Recommendations – Medium #1 6: In line with the IASC transformative agenda, it is strongly suggested that OCHA move forward on implementing its improved knowledge management structure in order to share lessons learned and disseminate best practices; it should also systematize its M&E function such that it can recognize successes, identify best practices and increase the accountability of the function to the rest of the organization 7: OCHA should engage more systematically with DPKO in developing best practices and lessons learned related to ensuring neutrality and impartiality in countries with integrated peacekeeping missions, so as to facilitate decision making, communication, and leadership. 8: OCHA should further develop and enhance strategic relationships and partnerships as well as synergies with regional organizations, and should use senior political level engagement to raise the profile of such partnerships. 9: OCHA should, at the first opportunity, conduct an in-depth assessment of the education, awareness building, and capacity development needs of its multiple external stakeholders in civil-military coordination, and should design creative policies and approaches to meet them.
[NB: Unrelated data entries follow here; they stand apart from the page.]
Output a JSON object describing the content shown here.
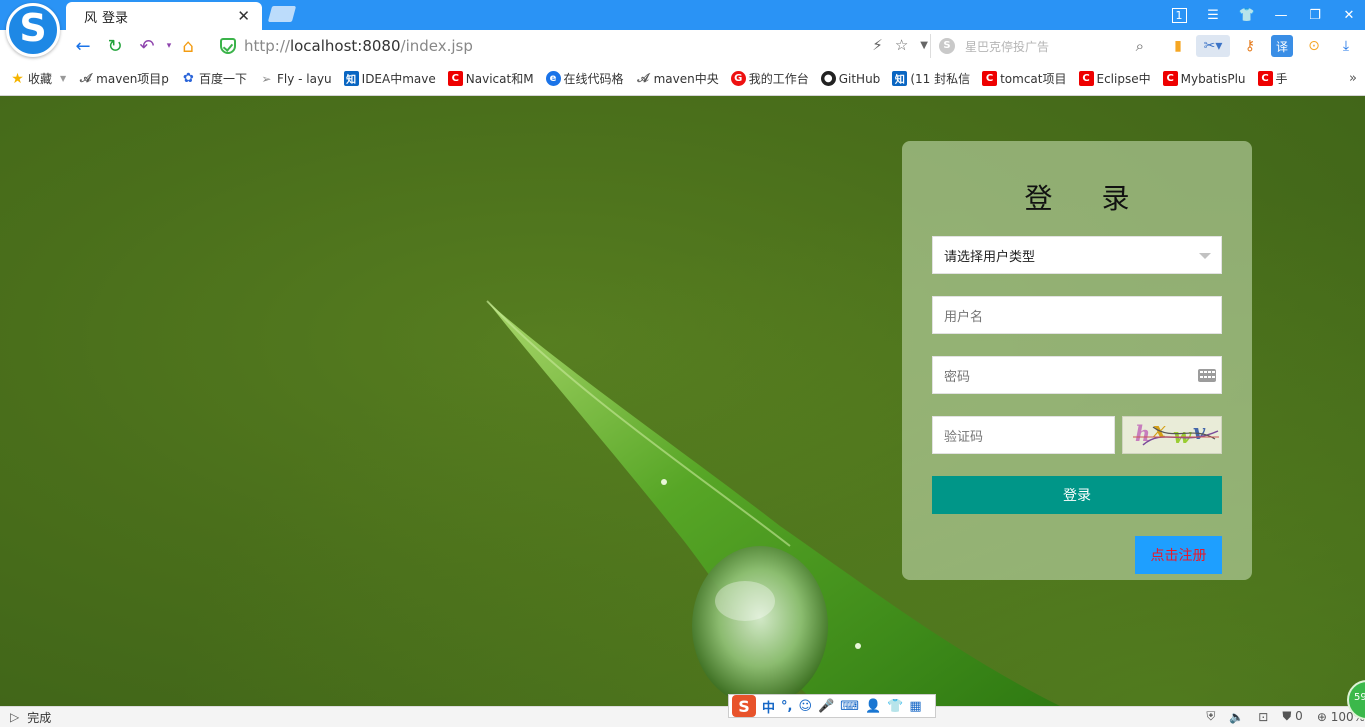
{
  "browser": {
    "tab": {
      "favicon": "风",
      "title": "登录"
    },
    "address": {
      "scheme": "http://",
      "host": "localhost:8080",
      "path": "/index.jsp"
    },
    "search_placeholder": "星巴克停投广告",
    "window_controls": {
      "tab_count": "1"
    },
    "icons": [
      "back-icon",
      "refresh-icon",
      "undo-icon",
      "home-icon",
      "lightning-icon",
      "star-icon",
      "chevron-down-icon",
      "search-icon",
      "scissors-icon",
      "translate-icon"
    ]
  },
  "bookmarks": [
    {
      "label": "收藏",
      "icon": "star"
    },
    {
      "label": "maven项目p",
      "icon": "feather"
    },
    {
      "label": "百度一下",
      "icon": "paw"
    },
    {
      "label": "Fly - layu",
      "icon": "plane"
    },
    {
      "label": "IDEA中mave",
      "icon": "zhi"
    },
    {
      "label": "Navicat和M",
      "icon": "c"
    },
    {
      "label": "在线代码格",
      "icon": "e"
    },
    {
      "label": "maven中央",
      "icon": "feather"
    },
    {
      "label": "我的工作台",
      "icon": "g"
    },
    {
      "label": "GitHub",
      "icon": "gh"
    },
    {
      "label": "(11 封私信",
      "icon": "zhi"
    },
    {
      "label": "tomcat项目",
      "icon": "c"
    },
    {
      "label": "Eclipse中",
      "icon": "c"
    },
    {
      "label": "MybatisPlu",
      "icon": "c"
    },
    {
      "label": "手",
      "icon": "c"
    }
  ],
  "login": {
    "title": "登 录",
    "user_type_placeholder": "请选择用户类型",
    "username_placeholder": "用户名",
    "password_placeholder": "密码",
    "captcha_placeholder": "验证码",
    "captcha_chars": [
      "h",
      "x",
      "w",
      "v"
    ],
    "login_button": "登录",
    "register_button": "点击注册",
    "colors": {
      "login_button": "#009688",
      "register_button": "#1e9fff",
      "register_text": "#e8192c"
    }
  },
  "statusbar": {
    "status": "完成",
    "ime_mode": "中",
    "ime_punct": "°,",
    "security_count": "0",
    "zoom": "100%",
    "corner_badge": "59"
  }
}
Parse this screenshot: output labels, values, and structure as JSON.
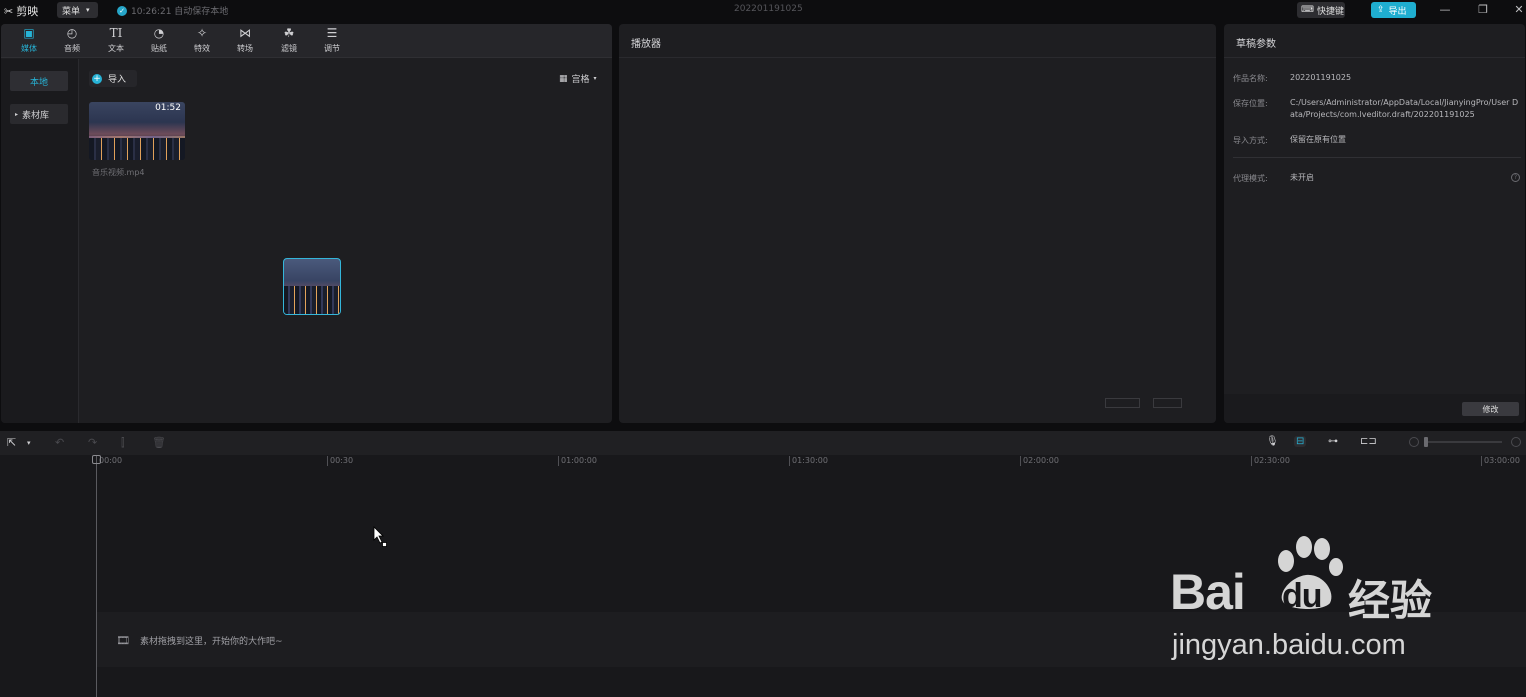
{
  "titlebar": {
    "app_name": "剪映",
    "menu_label": "菜单",
    "autosave_text": "10:26:21 自动保存本地",
    "project_title": "202201191025",
    "shortcut_label": "快捷键",
    "export_label": "导出"
  },
  "tool_tabs": [
    {
      "label": "媒体",
      "icon": "media-icon"
    },
    {
      "label": "音频",
      "icon": "audio-icon"
    },
    {
      "label": "文本",
      "icon": "text-icon"
    },
    {
      "label": "贴纸",
      "icon": "sticker-icon"
    },
    {
      "label": "特效",
      "icon": "effects-icon"
    },
    {
      "label": "转场",
      "icon": "transition-icon"
    },
    {
      "label": "滤镜",
      "icon": "filter-icon"
    },
    {
      "label": "调节",
      "icon": "adjust-icon"
    }
  ],
  "sidebar": {
    "local_label": "本地",
    "library_label": "素材库"
  },
  "media": {
    "import_label": "导入",
    "view_label": "宫格",
    "clip_duration": "01:52",
    "clip_name": "音乐视频.mp4"
  },
  "player": {
    "title": "播放器"
  },
  "draft": {
    "title": "草稿参数",
    "name_label": "作品名称:",
    "name_value": "202201191025",
    "path_label": "保存位置:",
    "path_value": "C:/Users/Administrator/AppData/Local/JianyingPro/User Data/Projects/com.lveditor.draft/202201191025",
    "import_label": "导入方式:",
    "import_value": "保留在原有位置",
    "proxy_label": "代理模式:",
    "proxy_value": "未开启",
    "modify_label": "修改"
  },
  "timeline": {
    "ticks": [
      "00:00",
      "00:30",
      "01:00:00",
      "01:30:00",
      "02:00:00",
      "02:30:00",
      "03:00:00"
    ],
    "drop_hint": "素材拖拽到这里，开始你的大作吧~"
  },
  "watermark": {
    "brand": "Bai",
    "brand_tail": "du",
    "brand_cn": "经验",
    "url": "jingyan.baidu.com"
  },
  "colors": {
    "accent": "#27b3d6",
    "export_bg": "#1faed0",
    "panel_bg": "#1e1e21",
    "app_bg": "#0d0d0f"
  }
}
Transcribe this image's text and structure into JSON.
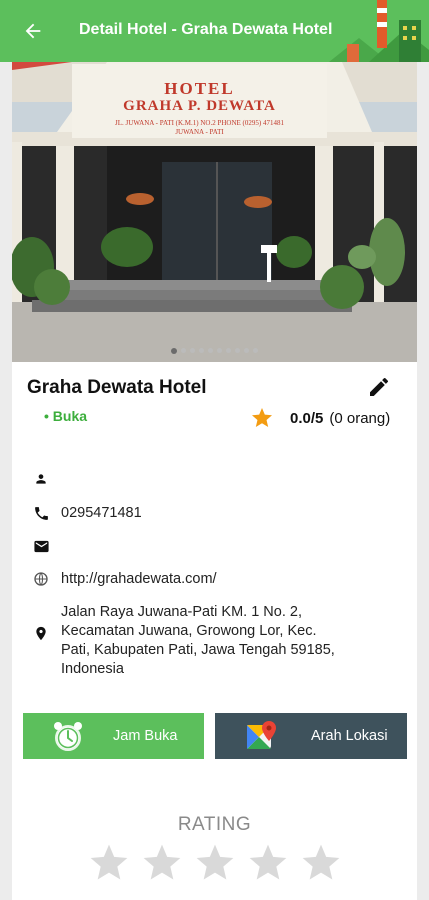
{
  "appbar": {
    "title": "Detail Hotel - Graha Dewata Hotel"
  },
  "photo": {
    "sign_line1": "HOTEL",
    "sign_line2": "GRAHA P. DEWATA",
    "sign_line3": "JL. JUWANA - PATI (K.M.1) NO.2 PHONE (0295) 471481",
    "sign_line4": "JUWANA - PATI",
    "slide_count": 10,
    "active_slide": 1
  },
  "hotel": {
    "name": "Graha Dewata Hotel",
    "status": "• Buka",
    "score": "0.0/5",
    "votes": "(0 orang)"
  },
  "info": {
    "contact_person": "",
    "phone": "0295471481",
    "email": "",
    "website": "http://grahadewata.com/",
    "address_lines": [
      "Jalan Raya Juwana-Pati KM. 1 No. 2,",
      "Kecamatan Juwana, Growong Lor, Kec.",
      "Pati, Kabupaten Pati, Jawa Tengah 59185,",
      "Indonesia"
    ]
  },
  "actions": {
    "hours_label": "Jam Buka",
    "directions_label": "Arah Lokasi"
  },
  "rating_section": {
    "title": "RATING",
    "stars_total": 5,
    "stars_selected": 0
  },
  "colors": {
    "primary_green": "#5cbf5c",
    "dark_button": "#3e525c",
    "star_active": "#f39c12",
    "star_inactive": "#d9d9d9",
    "status_green": "#3cae3c"
  }
}
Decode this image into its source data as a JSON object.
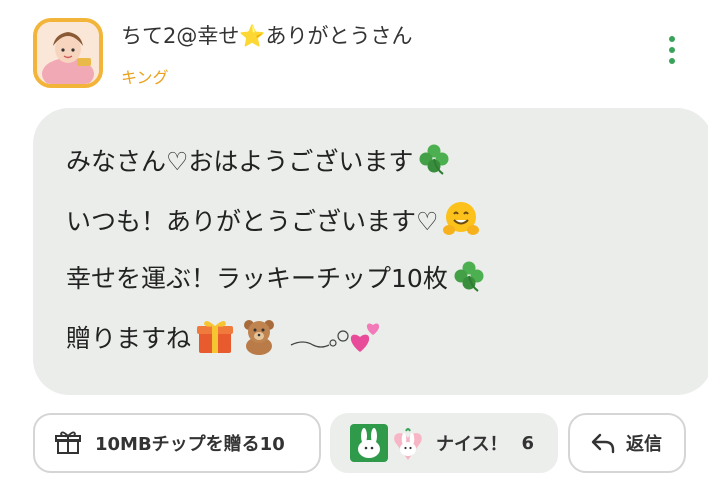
{
  "post": {
    "username": "ちて2@幸せ⭐ありがとうさん",
    "rank": "キング",
    "lines": [
      "みなさん♡おはようございます",
      "いつも！ありがとうございます♡",
      "幸せを運ぶ！ラッキーチップ10枚",
      "贈りますね"
    ],
    "icons": [
      "clover-icon",
      "hugging-face-icon",
      "clover-icon",
      "gift-icon",
      "teddy-bear-icon",
      "swirl-icon",
      "hearts-icon",
      "more-vertical-icon",
      "gift-outline-icon",
      "nice-rabbit-icon",
      "reply-icon"
    ]
  },
  "actions": {
    "gift_label": "10MBチップを贈る10",
    "nice_label": "ナイス！",
    "nice_count": "6",
    "reply_label": "返信"
  },
  "colors": {
    "accent_green": "#3aa35b",
    "rank_orange": "#e8a220",
    "bubble_bg": "#eaede9",
    "avatar_border": "#f2b53a"
  }
}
Recommendations – Medium #2 10: OCHA should seek innovative ways to expand knowledge of UN-CMCoord such as through the use of computer assisted training modules and engaging with military-academic institutions. 11: OCHA should improve access to and the reach of UN-CMCoord training, making a particular effort to focus upon NGO participants and participants in developing countries, Humanitarian Coordinators, OCHA staff in complex emergency settings, and national emergency coordination agencies and national military forces. 12: OCHA and the IASC should place an increased emphasis on pre-deployment planning and training with appropriate actors.
Recommendations - Low 13: OCHA should develop short, reader-friendly basic UN-CMCoord materials to increase their relevance and accessibility. 14: OCHA should optimize the UN-CMCoord function with its current staffing of country offices, regional offices and in CMCS, so that it is drawing on the resources it has and thus avoids any gaps in meeting UN-CMCoord staffing needs in high-demand countries.